In mathematics, the genus is a classification of quadratic forms and lattices over the ring of integers.
An integral quadratic form is a quadratic form on Zn, or more generally a free Z-module of finite rank. Two such forms are in the same genus if they are equivalent over the local rings Zp for each prime p and also equivalent over R.
Equivalent forms are in the same genus, but the converse does not hold.

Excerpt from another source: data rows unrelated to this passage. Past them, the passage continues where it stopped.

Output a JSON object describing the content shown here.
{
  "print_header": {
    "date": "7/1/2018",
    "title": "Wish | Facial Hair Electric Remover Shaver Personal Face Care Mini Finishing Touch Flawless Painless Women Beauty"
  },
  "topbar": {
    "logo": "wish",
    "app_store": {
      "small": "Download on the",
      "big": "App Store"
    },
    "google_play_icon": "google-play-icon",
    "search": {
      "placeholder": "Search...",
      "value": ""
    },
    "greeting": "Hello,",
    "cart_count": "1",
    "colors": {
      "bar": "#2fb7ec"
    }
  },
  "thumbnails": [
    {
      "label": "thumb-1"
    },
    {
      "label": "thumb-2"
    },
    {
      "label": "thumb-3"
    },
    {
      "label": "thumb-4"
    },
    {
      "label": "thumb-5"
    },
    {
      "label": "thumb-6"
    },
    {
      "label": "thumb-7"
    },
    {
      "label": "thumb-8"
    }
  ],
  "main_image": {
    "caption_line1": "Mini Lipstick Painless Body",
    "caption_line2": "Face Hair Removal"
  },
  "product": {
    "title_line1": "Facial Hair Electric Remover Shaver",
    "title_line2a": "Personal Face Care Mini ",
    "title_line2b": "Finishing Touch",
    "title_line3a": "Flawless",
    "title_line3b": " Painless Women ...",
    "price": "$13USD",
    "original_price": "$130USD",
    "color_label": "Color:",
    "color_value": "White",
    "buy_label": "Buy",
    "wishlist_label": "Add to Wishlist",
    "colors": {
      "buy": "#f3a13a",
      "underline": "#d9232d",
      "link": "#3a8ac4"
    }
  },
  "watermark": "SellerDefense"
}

For example, x2 + 82y2 and 2x2 + 41y2 are in the same genus but not equivalent over Z.
Forms in the same genus have equal discriminant and hence there are only finitely many equivalence classes in a genus.
The Smith–Minkowski–Siegel mass formula gives the weight or mass of the quadratic forms in a genus, the count of equivalence classes weighted by the reciprocals of the orders of their automorphism groups.
Binary quadratic forms
For binary quadratic forms there is a group structure on the set C equivalence classes of forms with given discriminant. The genera are defined by the generic characters. The principal genus, the genus containing the principal form, is precisely the subgroup C2 and the genera are the cosets of C2: so in this case all genera contain the same number of classes of forms.
- Cassels, J.W.S. (1978). Rational Quadratic Forms. London Mathematical Society Monographs. 13. Academic Press. ISBN 0-12-163260-1. Zbl 0395.10029.